You’re right, it’s quite a difference in the number of sunny days between the Netherlands and where we live. We have 300 out of 365 sunny days. Unbelievable. At the moment I am enjoying those sunny days immensely. Last year, it was often above 40C in August. That’s way too hot for me, even though Tom thrives in those high temperatures. At the moment it’s between 30C and 35C with an occasional 38C. Lovely!
Thanks for your reply, Sylvia, and yes, if I find anything I will let you know. Take care.
Yes, I can remember when I walked around with a magnifying glass, burning everything I could find. Also I used a normal glass, and I had much fun. I think it is a great idea to use a solar slowcooker. The sun gives the energy and as a child I often heard when adults said:”Oh, we could bake an egg. It is so hot!” So, why not using the sun for cooking? And what I learn from your response to Sylvia is that you live in Spain, so you have lots of sunny, really hot days. Great article, Hannie!
Thanks, Henk. And yes, we live in Spain, lots of sun. Sometimes even too much, it’s 38C at the moment and tomorrow it’s predicted to be 41C. As we say in Dutch: ‘het is niet goed of het deugt niet”, isn’t it. 😀

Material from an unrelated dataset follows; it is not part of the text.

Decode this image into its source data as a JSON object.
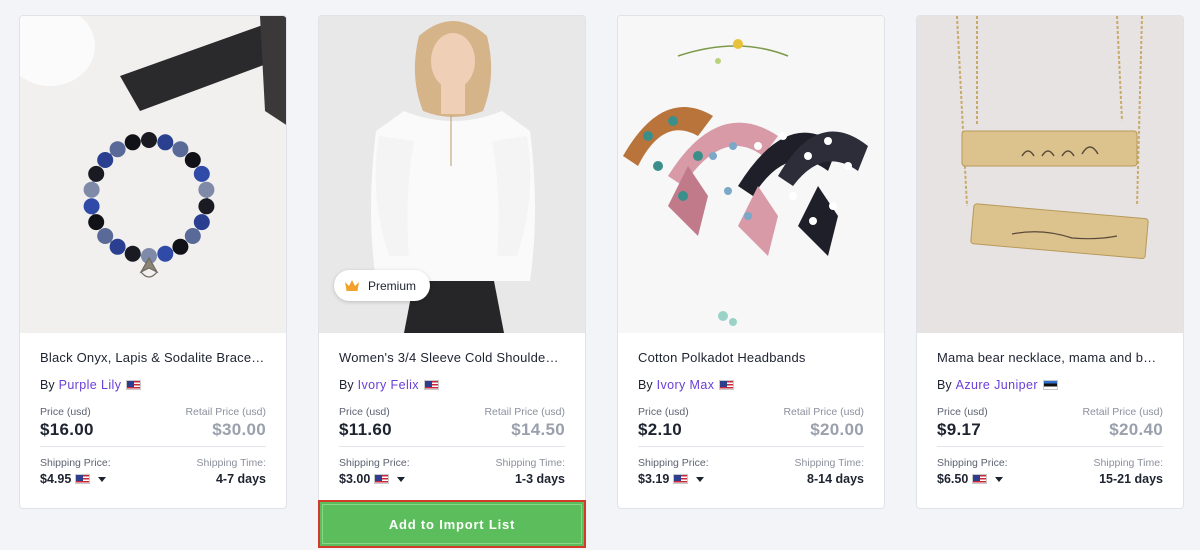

There are several projects to bring solar cooking to Africa, did you know? I saw them on Kickstarter and Indiegogo, really clever devices. In rural areas, there is no electricity and the wood they usually use is sometimes dangerous because of bushfires. And the sun is for free. 🙂
Thanks for your reaction and take care.
I had no idea this was even possible! I cook on a daily basis – mostly easy one-pan vegetarian meals because I’m in a rush but this could be a huge time saver and I could experiment with other dishes as well. I’m super curious what hubby will say, he’s the one that’s handy with DIY projects.
Hi Bella, I guess you could manage the one that is made from an old car sunscreen. You just have to cut it into two halves and glue them together. But the other one is more difficult, that’s right. Aren’t you lucky you have a handy husband. 😀
One-pan meals are perfect for a solar cooker!
Thanks for your comment and take care.